Amazon is the 800-pound gorilla, or as we stated in our last essay on Amazon, “the Borg.” While some youngsters in our office had to look up the reference, it is undeniably fitting. Without diving into Star Trek storylines, the Borg stands for the idea that, “Resistance is futile.”

To illustrate the sheer scale of its operation, a few recent data points on Amazon include:

Still, haters are going to hate. Here’s a sampling of articles speculating on whether Amazon has already peaked or is in a downward spiral:

Noise is a persistent pest.

Hendrik Bessembinder, a finance professor at Arizona State University said in The New York Times, “[Amazon is] one of the greatest wealth creators since 1926, and it’s reached that status in a very short period of time… [with an] annualized return through 2016 [of] 37.4 percent.”

Before you’re inundated by more information on Amazon, we want to share some encouraging words. The reason adventur.es still invests in small to mid-size private companies and doesn’t just buy $AMZN was nicely summarized by the founder himself in an interview with Charlie Rose last year:

“Think about what are the things you know will be true even ten years from now… Your competitive set will change, the technologies you have available to you will change, but the customer needs, if you find the right ones, will tend to be stable in time… [They] won’t ever go out of style.”

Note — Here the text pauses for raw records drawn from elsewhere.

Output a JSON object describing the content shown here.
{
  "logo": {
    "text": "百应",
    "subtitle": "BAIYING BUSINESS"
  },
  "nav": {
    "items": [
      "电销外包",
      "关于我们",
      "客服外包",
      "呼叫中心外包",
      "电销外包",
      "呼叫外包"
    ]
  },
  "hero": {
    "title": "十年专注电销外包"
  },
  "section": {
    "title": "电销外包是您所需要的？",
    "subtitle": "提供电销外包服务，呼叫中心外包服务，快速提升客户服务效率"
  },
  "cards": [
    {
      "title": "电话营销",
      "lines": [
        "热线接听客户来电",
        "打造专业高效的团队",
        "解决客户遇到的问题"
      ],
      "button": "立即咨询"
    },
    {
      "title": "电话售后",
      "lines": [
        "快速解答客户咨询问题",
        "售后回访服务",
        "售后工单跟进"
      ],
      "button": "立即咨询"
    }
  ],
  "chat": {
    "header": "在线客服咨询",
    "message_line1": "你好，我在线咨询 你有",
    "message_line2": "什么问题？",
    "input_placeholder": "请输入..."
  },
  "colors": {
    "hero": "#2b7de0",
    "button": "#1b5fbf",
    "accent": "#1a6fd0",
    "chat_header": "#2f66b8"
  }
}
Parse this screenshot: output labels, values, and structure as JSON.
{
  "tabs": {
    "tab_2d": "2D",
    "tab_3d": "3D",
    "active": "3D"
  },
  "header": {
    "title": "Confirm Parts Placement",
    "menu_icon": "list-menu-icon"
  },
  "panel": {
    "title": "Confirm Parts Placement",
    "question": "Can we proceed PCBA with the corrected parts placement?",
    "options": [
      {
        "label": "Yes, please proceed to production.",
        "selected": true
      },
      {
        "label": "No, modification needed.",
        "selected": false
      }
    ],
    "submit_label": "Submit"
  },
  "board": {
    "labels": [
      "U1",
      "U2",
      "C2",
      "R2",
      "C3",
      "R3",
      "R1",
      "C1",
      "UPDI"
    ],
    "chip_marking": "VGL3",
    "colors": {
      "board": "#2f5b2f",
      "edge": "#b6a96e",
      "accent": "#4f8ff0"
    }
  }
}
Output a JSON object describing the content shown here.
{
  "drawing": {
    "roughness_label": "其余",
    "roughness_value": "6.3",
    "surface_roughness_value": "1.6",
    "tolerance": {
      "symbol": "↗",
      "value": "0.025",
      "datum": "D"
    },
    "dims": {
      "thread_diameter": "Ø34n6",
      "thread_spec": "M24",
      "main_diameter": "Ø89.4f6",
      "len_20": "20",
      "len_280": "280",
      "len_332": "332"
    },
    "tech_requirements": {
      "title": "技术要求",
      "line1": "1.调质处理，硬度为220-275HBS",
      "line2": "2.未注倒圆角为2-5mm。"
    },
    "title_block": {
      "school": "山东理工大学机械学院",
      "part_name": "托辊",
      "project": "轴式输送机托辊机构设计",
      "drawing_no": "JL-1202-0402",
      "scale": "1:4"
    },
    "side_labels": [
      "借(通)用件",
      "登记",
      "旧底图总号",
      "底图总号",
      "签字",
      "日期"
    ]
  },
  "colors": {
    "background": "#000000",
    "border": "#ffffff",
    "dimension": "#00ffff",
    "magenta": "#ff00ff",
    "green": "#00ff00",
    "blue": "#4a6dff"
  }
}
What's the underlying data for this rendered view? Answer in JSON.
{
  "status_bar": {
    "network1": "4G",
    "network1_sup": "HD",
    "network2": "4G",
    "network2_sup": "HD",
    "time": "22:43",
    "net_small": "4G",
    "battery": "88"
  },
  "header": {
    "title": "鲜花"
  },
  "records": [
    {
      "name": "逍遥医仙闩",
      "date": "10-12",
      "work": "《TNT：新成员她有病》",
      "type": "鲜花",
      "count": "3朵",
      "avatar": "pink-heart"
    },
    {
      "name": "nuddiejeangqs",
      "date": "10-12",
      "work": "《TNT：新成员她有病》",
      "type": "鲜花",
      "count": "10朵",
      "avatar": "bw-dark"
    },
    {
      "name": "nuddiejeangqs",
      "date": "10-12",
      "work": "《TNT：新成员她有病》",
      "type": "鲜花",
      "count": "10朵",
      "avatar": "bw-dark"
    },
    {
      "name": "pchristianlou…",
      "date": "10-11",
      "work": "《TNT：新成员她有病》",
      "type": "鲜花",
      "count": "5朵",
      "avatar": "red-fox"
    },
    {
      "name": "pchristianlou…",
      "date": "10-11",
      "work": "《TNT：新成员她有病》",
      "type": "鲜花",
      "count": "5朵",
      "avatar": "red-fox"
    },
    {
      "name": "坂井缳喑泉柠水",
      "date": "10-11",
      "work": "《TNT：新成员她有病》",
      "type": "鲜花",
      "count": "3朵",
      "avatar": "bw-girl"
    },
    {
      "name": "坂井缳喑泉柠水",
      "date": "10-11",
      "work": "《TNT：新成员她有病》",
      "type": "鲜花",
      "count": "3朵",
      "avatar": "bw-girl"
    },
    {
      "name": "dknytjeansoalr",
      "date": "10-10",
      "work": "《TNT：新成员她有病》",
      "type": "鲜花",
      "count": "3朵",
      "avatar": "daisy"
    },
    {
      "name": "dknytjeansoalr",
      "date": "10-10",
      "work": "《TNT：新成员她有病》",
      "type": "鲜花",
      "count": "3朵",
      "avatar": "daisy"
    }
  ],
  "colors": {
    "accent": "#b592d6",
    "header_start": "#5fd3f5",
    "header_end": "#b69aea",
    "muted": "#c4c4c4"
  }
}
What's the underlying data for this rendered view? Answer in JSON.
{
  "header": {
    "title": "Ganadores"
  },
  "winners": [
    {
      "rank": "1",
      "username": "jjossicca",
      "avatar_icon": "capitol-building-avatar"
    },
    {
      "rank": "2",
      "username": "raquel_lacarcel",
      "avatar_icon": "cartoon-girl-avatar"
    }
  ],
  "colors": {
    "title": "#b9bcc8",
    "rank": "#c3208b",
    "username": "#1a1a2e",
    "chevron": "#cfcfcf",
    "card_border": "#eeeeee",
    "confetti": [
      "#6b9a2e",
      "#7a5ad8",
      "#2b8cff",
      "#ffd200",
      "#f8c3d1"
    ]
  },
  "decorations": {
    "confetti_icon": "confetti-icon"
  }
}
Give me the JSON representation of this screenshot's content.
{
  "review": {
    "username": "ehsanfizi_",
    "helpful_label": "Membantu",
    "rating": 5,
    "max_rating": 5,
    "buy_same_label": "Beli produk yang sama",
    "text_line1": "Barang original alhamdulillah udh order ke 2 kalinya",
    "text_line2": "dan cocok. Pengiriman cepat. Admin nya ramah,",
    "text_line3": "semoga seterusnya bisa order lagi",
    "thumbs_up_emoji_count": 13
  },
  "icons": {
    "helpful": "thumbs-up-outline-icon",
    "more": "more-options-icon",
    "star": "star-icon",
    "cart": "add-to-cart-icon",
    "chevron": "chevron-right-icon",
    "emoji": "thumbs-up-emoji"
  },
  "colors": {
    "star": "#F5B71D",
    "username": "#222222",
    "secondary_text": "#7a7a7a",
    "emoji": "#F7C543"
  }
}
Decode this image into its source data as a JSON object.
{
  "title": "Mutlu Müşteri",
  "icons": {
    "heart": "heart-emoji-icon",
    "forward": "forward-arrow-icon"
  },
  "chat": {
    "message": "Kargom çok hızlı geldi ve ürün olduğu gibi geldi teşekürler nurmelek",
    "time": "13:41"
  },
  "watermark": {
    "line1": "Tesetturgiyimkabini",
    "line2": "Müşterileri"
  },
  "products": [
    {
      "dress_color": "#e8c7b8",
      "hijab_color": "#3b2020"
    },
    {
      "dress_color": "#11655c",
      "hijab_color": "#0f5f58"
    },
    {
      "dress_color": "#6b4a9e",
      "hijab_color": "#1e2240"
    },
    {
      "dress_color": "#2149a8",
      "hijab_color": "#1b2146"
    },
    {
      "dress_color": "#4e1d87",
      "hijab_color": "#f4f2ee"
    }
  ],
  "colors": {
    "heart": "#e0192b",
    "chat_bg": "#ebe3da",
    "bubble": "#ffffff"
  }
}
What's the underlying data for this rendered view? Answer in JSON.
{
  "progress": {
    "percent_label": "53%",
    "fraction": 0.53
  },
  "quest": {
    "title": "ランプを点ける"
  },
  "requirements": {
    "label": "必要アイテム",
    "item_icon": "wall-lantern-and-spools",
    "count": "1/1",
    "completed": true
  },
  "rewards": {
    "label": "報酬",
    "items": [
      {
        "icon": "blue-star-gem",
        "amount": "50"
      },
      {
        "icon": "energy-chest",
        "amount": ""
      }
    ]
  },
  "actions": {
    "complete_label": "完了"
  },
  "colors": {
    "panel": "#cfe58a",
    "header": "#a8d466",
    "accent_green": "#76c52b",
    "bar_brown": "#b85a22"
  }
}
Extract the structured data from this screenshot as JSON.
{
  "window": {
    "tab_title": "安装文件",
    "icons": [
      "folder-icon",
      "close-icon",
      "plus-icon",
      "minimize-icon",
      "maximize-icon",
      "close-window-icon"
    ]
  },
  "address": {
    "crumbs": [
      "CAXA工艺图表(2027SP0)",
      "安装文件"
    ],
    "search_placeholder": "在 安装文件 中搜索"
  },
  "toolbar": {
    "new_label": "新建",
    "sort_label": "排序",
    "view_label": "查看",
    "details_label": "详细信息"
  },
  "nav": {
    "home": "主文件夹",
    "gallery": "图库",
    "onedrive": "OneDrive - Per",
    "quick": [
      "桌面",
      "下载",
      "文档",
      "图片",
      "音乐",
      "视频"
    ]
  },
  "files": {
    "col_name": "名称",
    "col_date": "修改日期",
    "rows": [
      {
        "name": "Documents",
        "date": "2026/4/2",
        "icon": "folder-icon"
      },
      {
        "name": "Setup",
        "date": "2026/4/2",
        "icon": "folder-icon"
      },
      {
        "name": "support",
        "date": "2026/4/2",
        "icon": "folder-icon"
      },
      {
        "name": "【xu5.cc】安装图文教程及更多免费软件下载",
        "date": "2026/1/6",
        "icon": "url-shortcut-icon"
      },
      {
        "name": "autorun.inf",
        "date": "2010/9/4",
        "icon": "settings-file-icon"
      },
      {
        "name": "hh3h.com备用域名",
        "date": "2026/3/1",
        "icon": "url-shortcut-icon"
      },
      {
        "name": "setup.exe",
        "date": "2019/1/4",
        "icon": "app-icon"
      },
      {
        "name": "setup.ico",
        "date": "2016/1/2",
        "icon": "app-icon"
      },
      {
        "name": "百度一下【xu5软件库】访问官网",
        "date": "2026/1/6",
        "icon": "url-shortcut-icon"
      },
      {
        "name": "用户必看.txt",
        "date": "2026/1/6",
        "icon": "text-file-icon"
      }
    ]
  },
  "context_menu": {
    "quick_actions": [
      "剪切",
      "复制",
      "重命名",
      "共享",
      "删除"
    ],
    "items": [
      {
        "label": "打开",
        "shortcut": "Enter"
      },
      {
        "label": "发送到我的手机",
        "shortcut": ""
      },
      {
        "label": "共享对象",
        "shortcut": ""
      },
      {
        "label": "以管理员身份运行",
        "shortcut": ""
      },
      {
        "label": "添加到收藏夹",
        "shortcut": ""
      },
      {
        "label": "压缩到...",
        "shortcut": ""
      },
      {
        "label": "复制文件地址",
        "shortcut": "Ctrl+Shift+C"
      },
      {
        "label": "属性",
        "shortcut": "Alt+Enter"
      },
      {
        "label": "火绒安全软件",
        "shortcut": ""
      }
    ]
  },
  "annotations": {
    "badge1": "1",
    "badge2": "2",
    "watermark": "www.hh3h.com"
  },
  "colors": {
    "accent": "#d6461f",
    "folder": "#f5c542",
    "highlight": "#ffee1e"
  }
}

… And then go read, “My Advice To Anyone Starting A Business Is To Remember That One Someday I Will Crush You” to even things out.